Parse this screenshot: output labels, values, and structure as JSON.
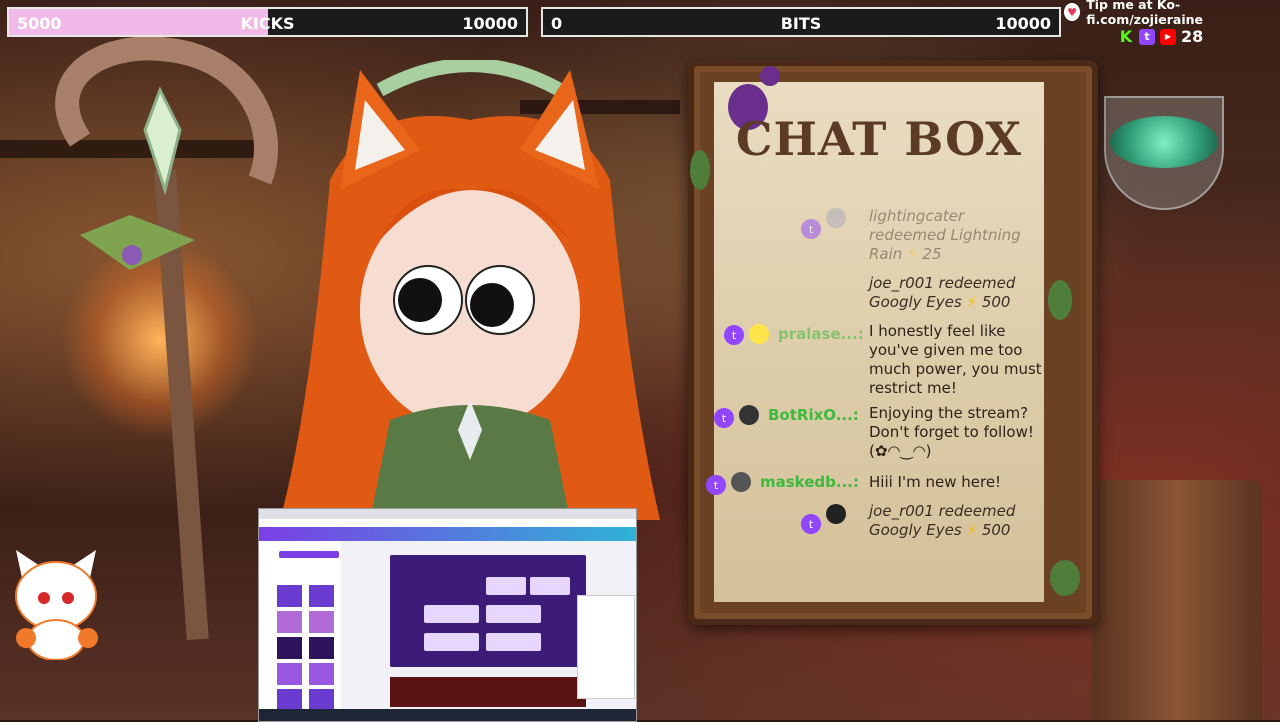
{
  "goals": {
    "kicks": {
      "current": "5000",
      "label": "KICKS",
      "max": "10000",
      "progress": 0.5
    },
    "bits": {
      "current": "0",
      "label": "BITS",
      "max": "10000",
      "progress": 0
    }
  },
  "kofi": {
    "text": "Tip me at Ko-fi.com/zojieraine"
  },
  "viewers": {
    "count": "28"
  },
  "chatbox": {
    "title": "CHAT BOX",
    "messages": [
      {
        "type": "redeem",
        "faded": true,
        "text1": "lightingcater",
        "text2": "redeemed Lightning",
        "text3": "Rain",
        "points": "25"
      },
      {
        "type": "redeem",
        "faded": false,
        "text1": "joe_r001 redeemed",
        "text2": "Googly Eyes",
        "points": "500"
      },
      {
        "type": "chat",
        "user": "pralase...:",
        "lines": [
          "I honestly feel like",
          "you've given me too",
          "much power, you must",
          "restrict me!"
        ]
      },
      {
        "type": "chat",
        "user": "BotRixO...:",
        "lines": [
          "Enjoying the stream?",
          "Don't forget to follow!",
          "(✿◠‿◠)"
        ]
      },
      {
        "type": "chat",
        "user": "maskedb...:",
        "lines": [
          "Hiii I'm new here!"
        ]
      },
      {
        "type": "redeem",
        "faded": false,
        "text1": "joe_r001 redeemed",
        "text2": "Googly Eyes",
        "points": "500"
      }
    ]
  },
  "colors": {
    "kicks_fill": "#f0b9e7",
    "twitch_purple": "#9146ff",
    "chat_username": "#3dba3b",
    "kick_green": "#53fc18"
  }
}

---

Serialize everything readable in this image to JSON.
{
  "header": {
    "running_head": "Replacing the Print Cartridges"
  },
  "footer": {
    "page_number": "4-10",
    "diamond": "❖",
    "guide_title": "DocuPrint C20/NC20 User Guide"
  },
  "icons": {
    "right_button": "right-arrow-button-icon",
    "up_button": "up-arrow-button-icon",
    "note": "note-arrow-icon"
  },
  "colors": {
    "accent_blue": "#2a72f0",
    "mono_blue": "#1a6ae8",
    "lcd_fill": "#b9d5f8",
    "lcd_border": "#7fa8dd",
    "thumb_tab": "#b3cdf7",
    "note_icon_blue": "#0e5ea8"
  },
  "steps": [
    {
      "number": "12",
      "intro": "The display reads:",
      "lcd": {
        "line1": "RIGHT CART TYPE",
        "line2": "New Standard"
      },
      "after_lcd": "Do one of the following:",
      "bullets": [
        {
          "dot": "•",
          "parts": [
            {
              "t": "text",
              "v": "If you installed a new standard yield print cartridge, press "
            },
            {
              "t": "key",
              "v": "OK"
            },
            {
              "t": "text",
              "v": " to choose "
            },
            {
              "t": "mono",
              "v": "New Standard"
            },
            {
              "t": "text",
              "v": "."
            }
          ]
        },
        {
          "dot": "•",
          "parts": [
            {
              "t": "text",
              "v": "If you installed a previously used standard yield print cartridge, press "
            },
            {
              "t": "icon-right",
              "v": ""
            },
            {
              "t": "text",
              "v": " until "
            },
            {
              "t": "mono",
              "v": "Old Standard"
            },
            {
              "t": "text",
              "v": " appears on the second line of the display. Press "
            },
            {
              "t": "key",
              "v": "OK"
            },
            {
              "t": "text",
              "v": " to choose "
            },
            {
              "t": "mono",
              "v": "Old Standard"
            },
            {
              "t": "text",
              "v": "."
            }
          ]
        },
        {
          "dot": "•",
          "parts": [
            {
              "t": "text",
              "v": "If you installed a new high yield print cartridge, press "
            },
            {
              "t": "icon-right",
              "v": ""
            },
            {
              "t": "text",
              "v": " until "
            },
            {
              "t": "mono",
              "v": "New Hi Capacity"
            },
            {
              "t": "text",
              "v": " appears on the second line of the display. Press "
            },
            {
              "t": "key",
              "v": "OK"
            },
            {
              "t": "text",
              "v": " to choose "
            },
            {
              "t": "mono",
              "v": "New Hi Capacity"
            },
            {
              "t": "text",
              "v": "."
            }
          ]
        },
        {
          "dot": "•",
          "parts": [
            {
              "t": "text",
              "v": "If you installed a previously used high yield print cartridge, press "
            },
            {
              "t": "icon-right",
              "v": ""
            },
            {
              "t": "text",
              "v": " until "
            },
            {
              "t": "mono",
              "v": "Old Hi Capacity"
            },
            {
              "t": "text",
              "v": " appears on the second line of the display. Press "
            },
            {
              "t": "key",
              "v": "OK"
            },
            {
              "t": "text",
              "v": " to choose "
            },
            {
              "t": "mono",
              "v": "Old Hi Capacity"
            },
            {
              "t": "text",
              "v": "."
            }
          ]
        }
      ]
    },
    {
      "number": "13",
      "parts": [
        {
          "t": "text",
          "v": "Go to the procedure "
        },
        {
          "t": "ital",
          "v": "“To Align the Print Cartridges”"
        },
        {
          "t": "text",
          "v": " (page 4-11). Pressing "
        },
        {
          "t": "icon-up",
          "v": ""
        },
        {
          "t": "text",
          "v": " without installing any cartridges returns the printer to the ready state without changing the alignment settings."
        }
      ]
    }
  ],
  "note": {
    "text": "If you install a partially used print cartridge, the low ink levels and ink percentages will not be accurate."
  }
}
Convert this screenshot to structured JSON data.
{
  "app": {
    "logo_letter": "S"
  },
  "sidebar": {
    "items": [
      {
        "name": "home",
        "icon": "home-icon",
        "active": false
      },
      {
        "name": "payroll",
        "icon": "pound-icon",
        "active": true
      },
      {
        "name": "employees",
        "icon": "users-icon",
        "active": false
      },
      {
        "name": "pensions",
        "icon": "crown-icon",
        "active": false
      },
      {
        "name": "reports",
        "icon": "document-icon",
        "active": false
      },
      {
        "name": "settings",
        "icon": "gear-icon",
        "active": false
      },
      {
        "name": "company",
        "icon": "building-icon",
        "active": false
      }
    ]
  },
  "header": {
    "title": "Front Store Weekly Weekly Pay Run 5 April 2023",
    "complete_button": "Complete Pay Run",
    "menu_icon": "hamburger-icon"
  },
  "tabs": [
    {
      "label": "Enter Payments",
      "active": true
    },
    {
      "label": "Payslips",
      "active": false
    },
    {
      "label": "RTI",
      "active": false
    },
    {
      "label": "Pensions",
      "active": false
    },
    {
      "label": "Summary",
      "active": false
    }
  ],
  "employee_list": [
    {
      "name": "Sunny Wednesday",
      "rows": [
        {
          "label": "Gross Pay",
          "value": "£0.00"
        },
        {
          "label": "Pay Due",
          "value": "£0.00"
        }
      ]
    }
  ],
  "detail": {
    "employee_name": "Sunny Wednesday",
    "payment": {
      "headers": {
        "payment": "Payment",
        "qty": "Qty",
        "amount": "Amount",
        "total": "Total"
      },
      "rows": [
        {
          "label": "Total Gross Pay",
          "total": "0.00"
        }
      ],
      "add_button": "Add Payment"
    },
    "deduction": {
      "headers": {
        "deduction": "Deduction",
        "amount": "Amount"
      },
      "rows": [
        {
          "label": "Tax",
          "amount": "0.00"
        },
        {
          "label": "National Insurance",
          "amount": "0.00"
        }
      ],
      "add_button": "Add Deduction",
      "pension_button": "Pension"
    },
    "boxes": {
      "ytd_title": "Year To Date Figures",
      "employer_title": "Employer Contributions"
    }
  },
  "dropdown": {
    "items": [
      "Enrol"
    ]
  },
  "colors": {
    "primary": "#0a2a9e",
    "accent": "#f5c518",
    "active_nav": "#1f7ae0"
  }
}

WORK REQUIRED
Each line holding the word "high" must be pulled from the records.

WRITTEN RESPONSE
              "v": "If you installed a new high yield print cartridge, press "
              "v": "If you installed a previously used high yield print cartridge, press "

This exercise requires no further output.